From the chilly winters of the UK to the dry climates of the US.
It’s that sudden jolt you feel when you touch a metal object after walking on a carpet.
Or that annoying cling of clothes fresh out of the dryer.
But what causes it?
And why do some people seem to experience it more than others?
Can Your Body Hold Static Electricity?
Yes, our bodies can hold static electricity.
When two objects are rubbed together, they can create static electricity.
One object gives up electrons and becomes more positively charged.
While the other collects electrons and becomes more negatively charged.
This is why you might feel a shock when touching a metal object after walking on a carpet.
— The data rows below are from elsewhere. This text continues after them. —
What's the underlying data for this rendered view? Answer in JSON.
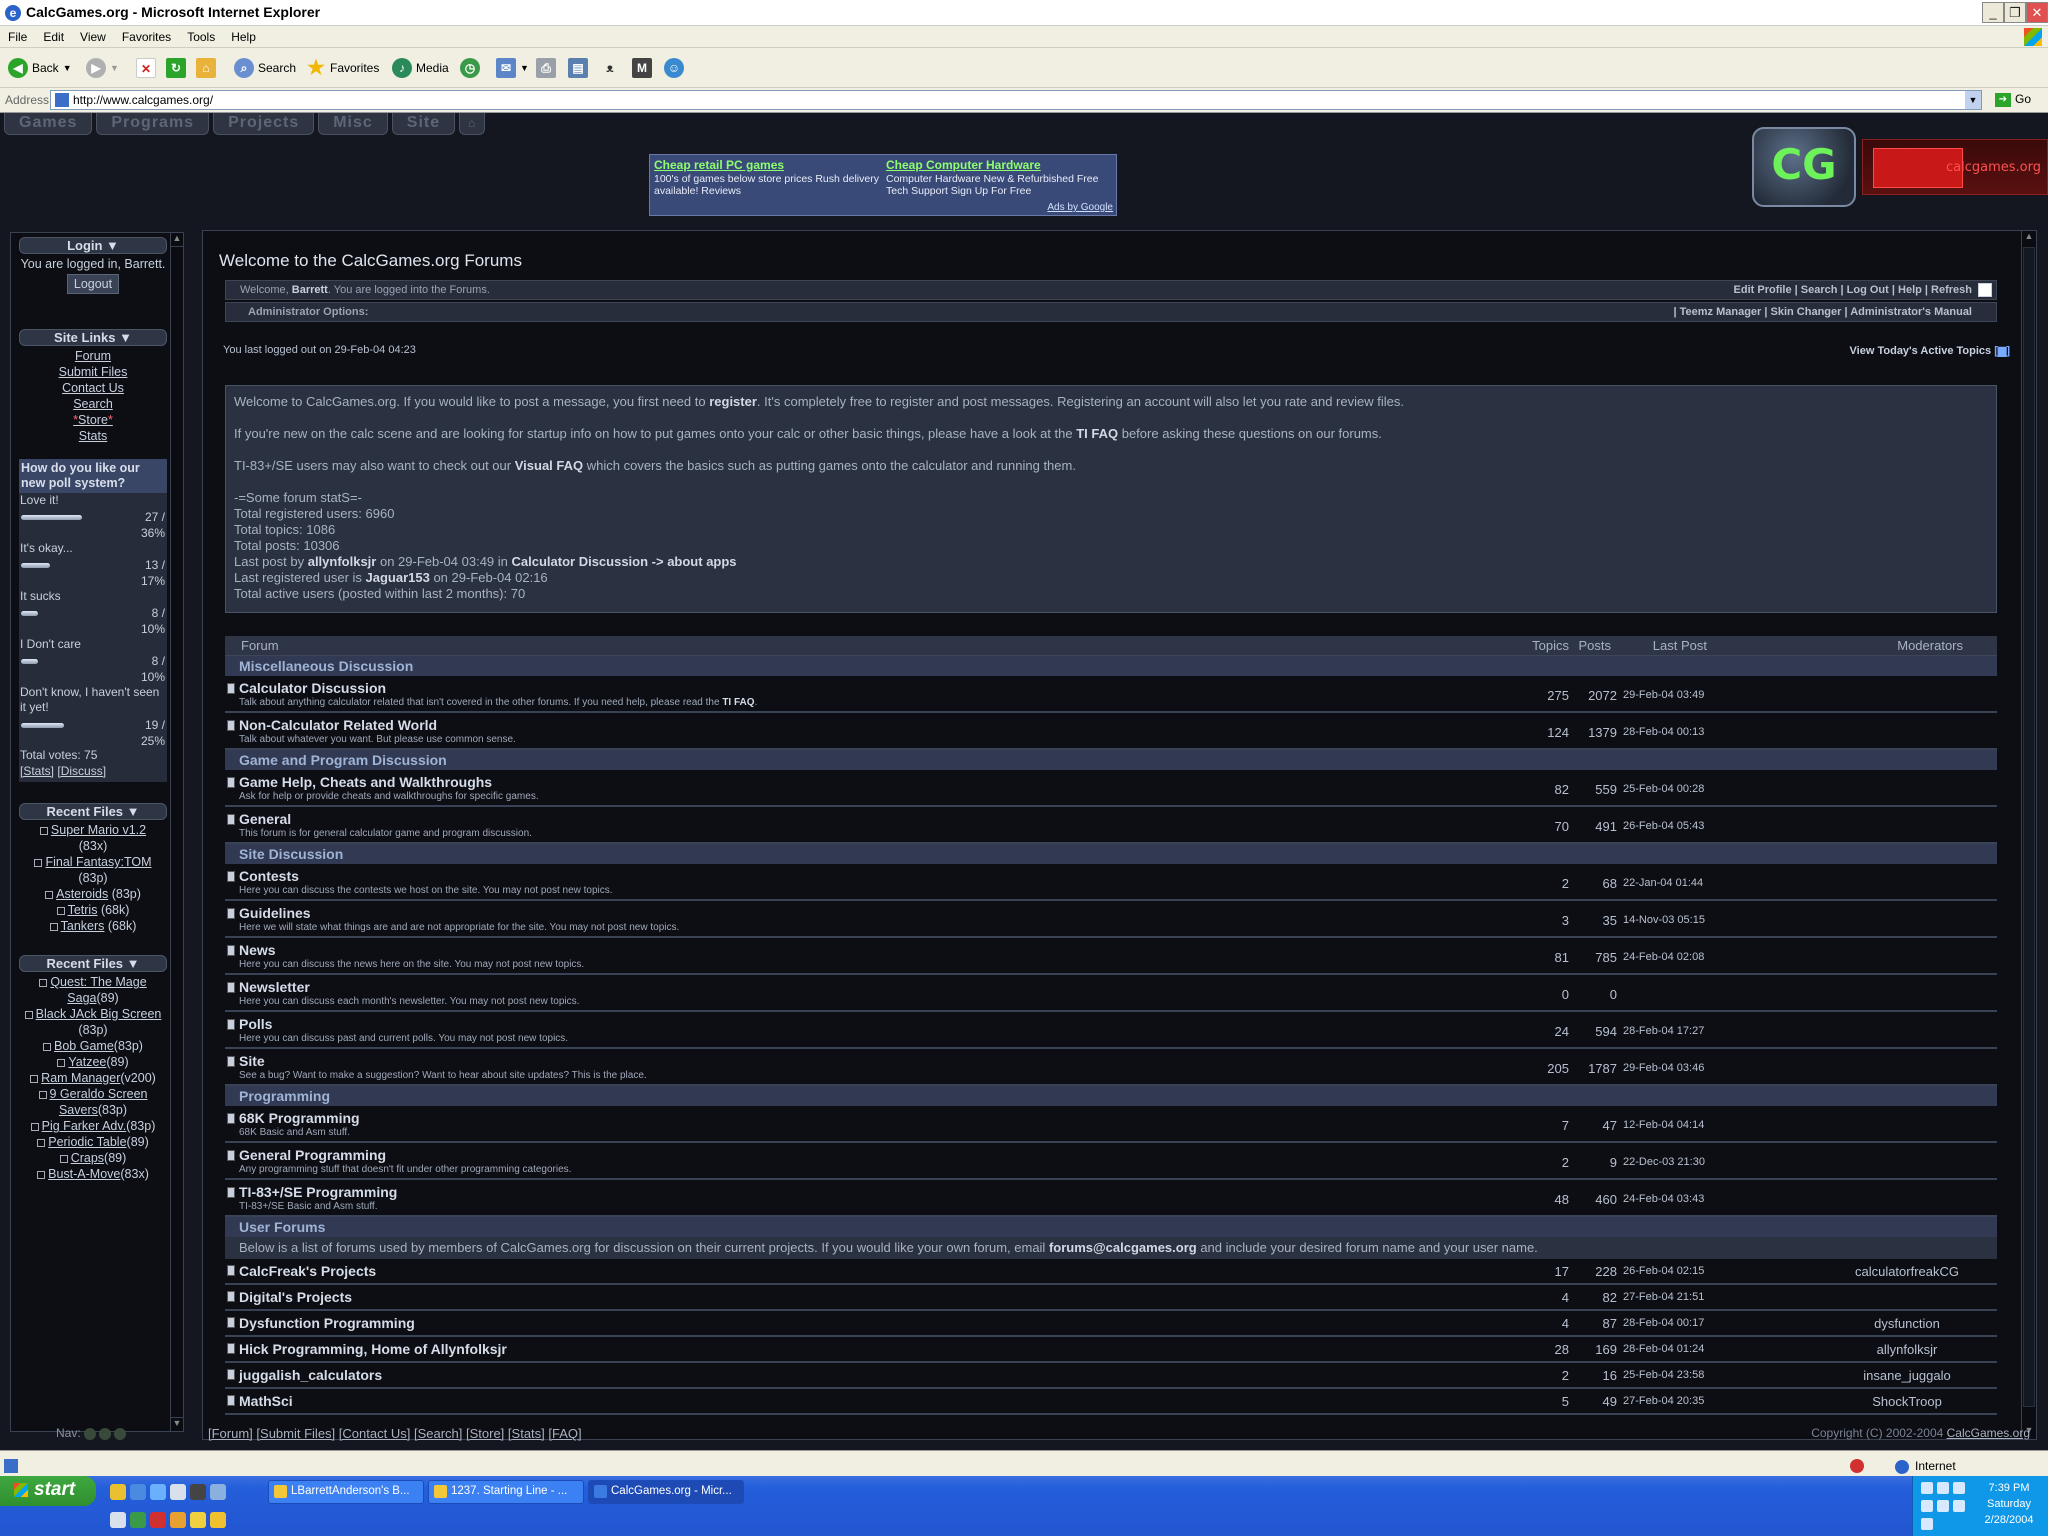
{
  "window": {
    "title": "CalcGames.org - Microsoft Internet Explorer"
  },
  "menu": [
    "File",
    "Edit",
    "View",
    "Favorites",
    "Tools",
    "Help"
  ],
  "toolbar": {
    "back": "Back",
    "search": "Search",
    "favorites": "Favorites",
    "media": "Media"
  },
  "address": {
    "label": "Address",
    "url": "http://www.calcgames.org/",
    "go": "Go"
  },
  "site_tabs": [
    "Games",
    "Programs",
    "Projects",
    "Misc",
    "Site"
  ],
  "ad": {
    "items": [
      {
        "title": "Cheap retail PC games",
        "text": "100's of games below store prices Rush delivery available! Reviews"
      },
      {
        "title": "Cheap Computer Hardware",
        "text": "Computer Hardware New & Refurbished Free Tech Support Sign Up For Free"
      }
    ],
    "by": "Ads by Google"
  },
  "logo": {
    "mark": "CG",
    "text": "calcgames.org"
  },
  "sidebar": {
    "login_head": "Login ▼",
    "login_text": "You are logged in, Barrett.",
    "logout": "Logout",
    "links_head": "Site Links ▼",
    "links": [
      "Forum",
      "Submit Files",
      "Contact Us",
      "Search",
      "Store",
      "Stats"
    ],
    "store_star": "*",
    "poll": {
      "question": "How do you like our new poll system?",
      "options": [
        {
          "label": "Love it!",
          "count": "27 /",
          "pct": "36%",
          "frac": 0.36
        },
        {
          "label": "It's okay...",
          "count": "13 /",
          "pct": "17%",
          "frac": 0.17
        },
        {
          "label": "It sucks",
          "count": "8 /",
          "pct": "10%",
          "frac": 0.1
        },
        {
          "label": "I Don't care",
          "count": "8 /",
          "pct": "10%",
          "frac": 0.1
        },
        {
          "label": "Don't know, I haven't seen it yet!",
          "count": "19 /",
          "pct": "25%",
          "frac": 0.25
        }
      ],
      "total": "Total votes: 75",
      "stats": "[Stats]",
      "discuss": "[Discuss]"
    },
    "recent1_head": "Recent Files ▼",
    "recent1": [
      {
        "name": "Super Mario v1.2",
        "tag": "(83x)"
      },
      {
        "name": "Final Fantasy:TOM",
        "tag": "(83p)"
      },
      {
        "name": "Asteroids",
        "tag": "(83p)"
      },
      {
        "name": "Tetris",
        "tag": "(68k)"
      },
      {
        "name": "Tankers",
        "tag": "(68k)"
      }
    ],
    "recent2_head": "Recent Files ▼",
    "recent2": [
      {
        "name": "Quest: The Mage Saga",
        "tag": "(89)"
      },
      {
        "name": "Black JAck Big Screen",
        "tag": "(83p)"
      },
      {
        "name": "Bob Game",
        "tag": "(83p)"
      },
      {
        "name": "Yatzee",
        "tag": "(89)"
      },
      {
        "name": "Ram Manager",
        "tag": "(v200)"
      },
      {
        "name": "9 Geraldo Screen Savers",
        "tag": "(83p)"
      },
      {
        "name": "Pig Farker Adv.",
        "tag": "(83p)"
      },
      {
        "name": "Periodic Table",
        "tag": "(89)"
      },
      {
        "name": "Craps",
        "tag": "(89)"
      },
      {
        "name": "Bust-A-Move",
        "tag": "(83x)"
      }
    ]
  },
  "main": {
    "title": "Welcome to the CalcGames.org Forums",
    "welcome_pre": "Welcome, ",
    "user": "Barrett",
    "welcome_post": ". You are logged into the Forums.",
    "user_links": "Edit Profile  |  Search  |  Log Out  |  Help  |  Refresh",
    "admin_label": "Administrator Options:",
    "admin_links": "|  Teemz Manager  |  Skin Changer  |  Administrator's Manual",
    "last_logged": "You last logged out on 29-Feb-04 04:23",
    "active_topics": "View Today's Active Topics",
    "intro": {
      "p1_a": "Welcome to CalcGames.org. If you would like to post a message, you first need to ",
      "p1_b": "register",
      "p1_c": ". It's completely free to register and post messages. Registering an account will also let you rate and review files.",
      "p2_a": "If you're new on the calc scene and are looking for startup info on how to put games onto your calc or other basic things, please have a look at the ",
      "p2_b": "TI FAQ",
      "p2_c": " before asking these questions on our forums.",
      "p3_a": "TI-83+/SE users may also want to check out our ",
      "p3_b": "Visual FAQ",
      "p3_c": " which covers the basics such as putting games onto the calculator and running them.",
      "stats_head": "-=Some forum statS=-",
      "s1": "Total registered users: 6960",
      "s2": "Total topics: 1086",
      "s3": "Total posts: 10306",
      "s4_a": "Last post by ",
      "s4_b": "allynfolksjr",
      "s4_c": " on 29-Feb-04 03:49 in ",
      "s4_d": "Calculator Discussion -> about apps",
      "s5_a": "Last registered user is ",
      "s5_b": "Jaguar153",
      "s5_c": " on 29-Feb-04 02:16",
      "s6": "Total active users (posted within last 2 months): 70"
    },
    "headers": {
      "forum": "Forum",
      "topics": "Topics",
      "posts": "Posts",
      "last": "Last Post",
      "mods": "Moderators"
    },
    "categories": [
      {
        "name": "Miscellaneous Discussion",
        "forums": [
          {
            "name": "Calculator Discussion",
            "desc": "Talk about anything calculator related that isn't covered in the other forums. If you need help, please read the ",
            "desc_b": "TI FAQ",
            "desc_c": ".",
            "topics": "275",
            "posts": "2072",
            "last": "29-Feb-04 03:49",
            "mods": ""
          },
          {
            "name": "Non-Calculator Related World",
            "desc": "Talk about whatever you want. But please use common sense.",
            "topics": "124",
            "posts": "1379",
            "last": "28-Feb-04 00:13",
            "mods": ""
          }
        ]
      },
      {
        "name": "Game and Program Discussion",
        "forums": [
          {
            "name": "Game Help, Cheats and Walkthroughs",
            "desc": "Ask for help or provide cheats and walkthroughs for specific games.",
            "topics": "82",
            "posts": "559",
            "last": "25-Feb-04 00:28",
            "mods": ""
          },
          {
            "name": "General",
            "desc": "This forum is for general calculator game and program discussion.",
            "topics": "70",
            "posts": "491",
            "last": "26-Feb-04 05:43",
            "mods": ""
          }
        ]
      },
      {
        "name": "Site Discussion",
        "forums": [
          {
            "name": "Contests",
            "desc": "Here you can discuss the contests we host on the site. You may not post new topics.",
            "topics": "2",
            "posts": "68",
            "last": "22-Jan-04 01:44",
            "mods": ""
          },
          {
            "name": "Guidelines",
            "desc": "Here we will state what things are and are not appropriate for the site. You may not post new topics.",
            "topics": "3",
            "posts": "35",
            "last": "14-Nov-03 05:15",
            "mods": ""
          },
          {
            "name": "News",
            "desc": "Here you can discuss the news here on the site. You may not post new topics.",
            "topics": "81",
            "posts": "785",
            "last": "24-Feb-04 02:08",
            "mods": ""
          },
          {
            "name": "Newsletter",
            "desc": "Here you can discuss each month's newsletter. You may not post new topics.",
            "topics": "0",
            "posts": "0",
            "last": "",
            "mods": ""
          },
          {
            "name": "Polls",
            "desc": "Here you can discuss past and current polls. You may not post new topics.",
            "topics": "24",
            "posts": "594",
            "last": "28-Feb-04 17:27",
            "mods": ""
          },
          {
            "name": "Site",
            "desc": "See a bug? Want to make a suggestion? Want to hear about site updates? This is the place.",
            "topics": "205",
            "posts": "1787",
            "last": "29-Feb-04 03:46",
            "mods": ""
          }
        ]
      },
      {
        "name": "Programming",
        "forums": [
          {
            "name": "68K Programming",
            "desc": "68K Basic and Asm stuff.",
            "topics": "7",
            "posts": "47",
            "last": "12-Feb-04 04:14",
            "mods": ""
          },
          {
            "name": "General Programming",
            "desc": "Any programming stuff that doesn't fit under other programming categories.",
            "topics": "2",
            "posts": "9",
            "last": "22-Dec-03 21:30",
            "mods": ""
          },
          {
            "name": "TI-83+/SE Programming",
            "desc": "TI-83+/SE Basic and Asm stuff.",
            "topics": "48",
            "posts": "460",
            "last": "24-Feb-04 03:43",
            "mods": ""
          }
        ]
      }
    ],
    "user_forums": {
      "name": "User Forums",
      "note_a": "Below is a list of forums used by members of CalcGames.org for discussion on their current projects. If you would like your own forum, email ",
      "note_b": "forums@calcgames.org",
      "note_c": " and include your desired forum name and your user name.",
      "forums": [
        {
          "name": "CalcFreak's Projects",
          "topics": "17",
          "posts": "228",
          "last": "26-Feb-04 02:15",
          "mods": "calculatorfreakCG"
        },
        {
          "name": "Digital's Projects",
          "topics": "4",
          "posts": "82",
          "last": "27-Feb-04 21:51",
          "mods": ""
        },
        {
          "name": "Dysfunction Programming",
          "topics": "4",
          "posts": "87",
          "last": "28-Feb-04 00:17",
          "mods": "dysfunction"
        },
        {
          "name": "Hick Programming, Home of Allynfolksjr",
          "topics": "28",
          "posts": "169",
          "last": "28-Feb-04 01:24",
          "mods": "allynfolksjr"
        },
        {
          "name": "juggalish_calculators",
          "topics": "2",
          "posts": "16",
          "last": "25-Feb-04 23:58",
          "mods": "insane_juggalo"
        },
        {
          "name": "MathSci",
          "topics": "5",
          "posts": "49",
          "last": "27-Feb-04 20:35",
          "mods": "ShockTroop"
        }
      ]
    }
  },
  "footer": {
    "nav": "Nav:",
    "links": [
      "[Forum]",
      "[Submit Files]",
      "[Contact Us]",
      "[Search]",
      "[Store]",
      "[Stats]",
      "[FAQ]"
    ],
    "copy": "Copyright (C) 2002-2004 ",
    "copy_link": "CalcGames.org"
  },
  "statusbar": {
    "zone": "Internet"
  },
  "taskbar": {
    "start": "start",
    "tasks": [
      "LBarrettAnderson's B...",
      "1237. Starting Line - ...",
      "CalcGames.org - Micr..."
    ],
    "time": "7:39 PM",
    "day": "Saturday",
    "date": "2/28/2004"
  }
}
Can the Human Body Store Static Electricity?
Indeed, the human body can store static electricity.
Especially when in contact with materials prone to static, such as wool, glass, or certain synthetic fabrics.
When the body is in a dry, insulated state, it can accumulate this static electricity.
Leading to a charged state that can be quite bothersome.
Why Do I Have a Lot of Static Electricity in My Body?
Several factors can increase the amount of static electricity in your body:
- Clothing Material: Materials like cashmere and certain chemical fiber blends are more prone to static.
- Environmental Conditions: Dry environments facilitate the buildup of static electricity. Especially during winter when the air is dry.
- Friction: Activities like shuffling your feet across a carpet, especially in socks, can lead to a buildup of electrons in your body.
What Causes Static Electricity in Your Body?
Static electricity in the body is primarily caused by friction.
Between the body and materials that either give up or collect electrons easily.
For instance, when you rub your hair with a balloon, your hair stands up due to the static charge.
Similarly, when you wear clothes made of materials that are prone to static, like polyester, and move around.
You generate static electricity.
What Causes Too Much Electricity in the Body?
Too much electricity in the body can be attributed to:
- Excessive Friction: Constantly being in contact with materials that generate static can lead to a buildup.
- Dry Conditions: Low humidity environments can exacerbate the accumulation of static charges.
- Certain Clothing Choices: Wearing clothes made of polyester, nylon, or other static-prone materials can increase static buildup.
Insights from Online Discussions
Sciencing highlights that static electricity is the result of an electric charge buildup in a particular location.
Materials like glass, hair, and some fabrics give up electrons easily, leading to a shock.
To prevent static buildup, one can raise the room’s humidity level, moisturize the skin, or use an ionizer.
A discussion on Quora suggests that the generation of static electricity in the body is mainly due to the clothing worn.
To reduce static, one can rub some skin oil to keep the skin moist or spray water in a dry environment to increase humidity.
AccuWeather explains that static electricity is produced when the positive and negative charges of an atom are out of balance.
Some objects, like wool and human skin, are more likely to accumulate electric charges.
To reduce the chances of static shock, one can wear cotton clothing instead of wool and avoid rubber-soled shoes.
Tips to Avoid Static Shocks
- Moisturize: Keeping your skin moisturized can prevent the buildup of static electricity.
- Humidify: Using a humidifier can increase the moisture level in the air, reducing static.
- Choose the Right Clothing: Wear clothes made of materials like cotton that are less prone to static.
- Stay Grounded: Touching metal objects frequently can help discharge the static electricity in your body.
For both UK and US audiences, it’s essential to understand that while static electricity can be a nuisance.
Especially during the colder months.
There are practical steps one can take to reduce its effects.
Whether it’s changing your wardrobe, using a humidifier, or simply being aware of your environment.
You can minimize those unexpected and sometimes painful shocks.